Data to use:
_____

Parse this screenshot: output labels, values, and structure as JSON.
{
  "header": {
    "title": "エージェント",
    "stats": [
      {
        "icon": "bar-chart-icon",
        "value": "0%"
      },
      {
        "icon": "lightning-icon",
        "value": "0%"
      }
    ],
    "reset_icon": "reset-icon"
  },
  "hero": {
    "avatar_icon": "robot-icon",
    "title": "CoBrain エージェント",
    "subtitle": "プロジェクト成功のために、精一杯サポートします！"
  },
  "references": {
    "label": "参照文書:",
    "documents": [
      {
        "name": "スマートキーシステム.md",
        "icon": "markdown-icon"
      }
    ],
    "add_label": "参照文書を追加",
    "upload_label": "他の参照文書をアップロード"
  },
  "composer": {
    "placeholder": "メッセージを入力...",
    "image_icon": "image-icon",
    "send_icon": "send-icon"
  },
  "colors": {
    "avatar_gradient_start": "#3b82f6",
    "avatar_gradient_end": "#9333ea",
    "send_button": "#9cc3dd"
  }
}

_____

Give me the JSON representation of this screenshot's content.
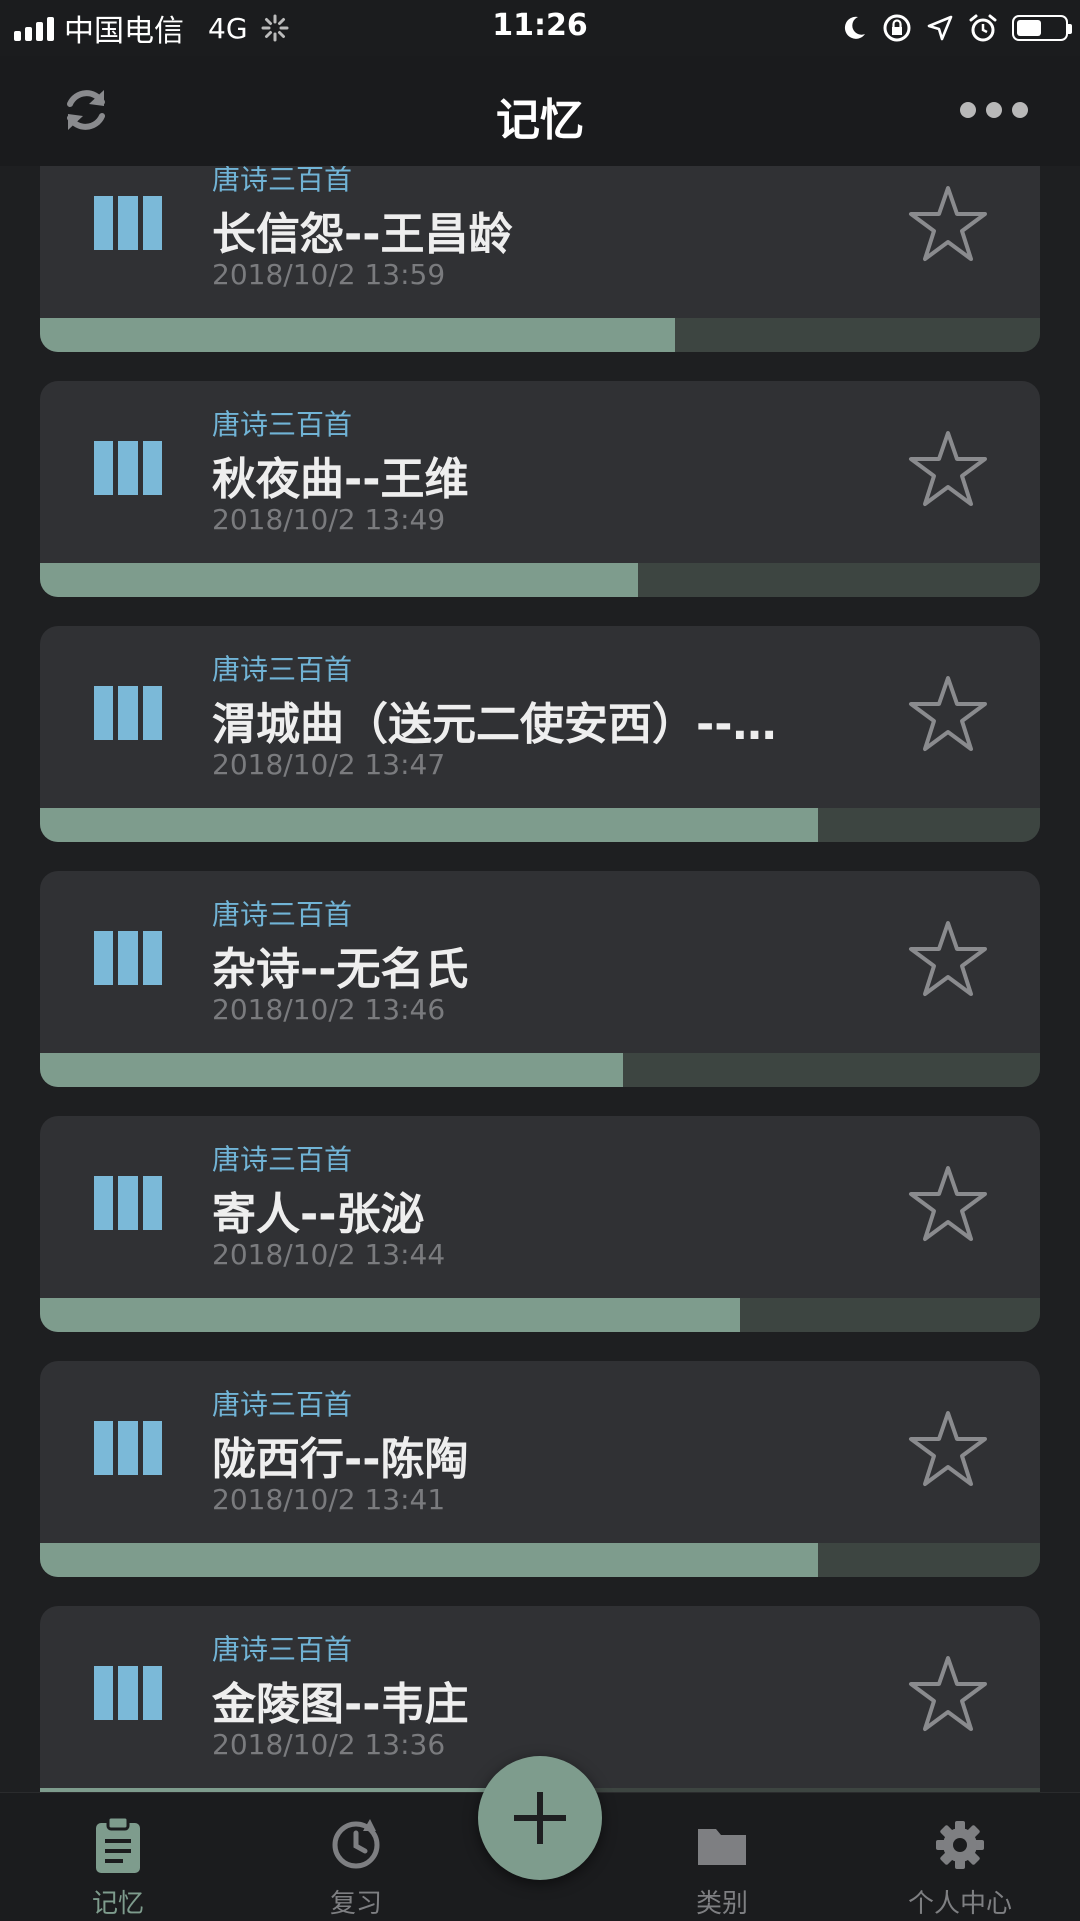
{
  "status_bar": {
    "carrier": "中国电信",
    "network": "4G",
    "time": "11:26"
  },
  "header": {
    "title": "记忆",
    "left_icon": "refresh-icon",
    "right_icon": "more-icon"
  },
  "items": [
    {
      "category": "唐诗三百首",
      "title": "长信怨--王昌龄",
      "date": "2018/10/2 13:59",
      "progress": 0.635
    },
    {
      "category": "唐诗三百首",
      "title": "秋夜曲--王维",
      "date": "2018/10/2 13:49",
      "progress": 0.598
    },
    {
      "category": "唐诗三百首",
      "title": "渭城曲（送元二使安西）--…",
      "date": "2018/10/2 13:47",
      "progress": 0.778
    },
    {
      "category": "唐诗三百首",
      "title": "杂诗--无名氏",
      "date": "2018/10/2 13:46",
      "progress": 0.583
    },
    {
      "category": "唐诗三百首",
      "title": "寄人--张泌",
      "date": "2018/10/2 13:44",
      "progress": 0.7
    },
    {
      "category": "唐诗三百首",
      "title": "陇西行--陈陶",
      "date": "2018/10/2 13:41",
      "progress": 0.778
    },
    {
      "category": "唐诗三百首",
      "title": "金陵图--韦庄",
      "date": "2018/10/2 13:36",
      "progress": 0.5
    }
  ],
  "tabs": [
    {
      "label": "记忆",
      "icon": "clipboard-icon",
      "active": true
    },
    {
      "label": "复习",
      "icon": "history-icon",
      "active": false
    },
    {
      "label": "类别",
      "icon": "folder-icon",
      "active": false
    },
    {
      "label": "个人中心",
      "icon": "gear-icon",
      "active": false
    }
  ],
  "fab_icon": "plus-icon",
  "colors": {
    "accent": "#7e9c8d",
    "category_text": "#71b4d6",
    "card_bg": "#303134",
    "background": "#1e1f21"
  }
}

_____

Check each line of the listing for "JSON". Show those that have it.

Parse this screenshot: output labels, values, and structure as JSON.
Give me the JSON representation of this screenshot's content.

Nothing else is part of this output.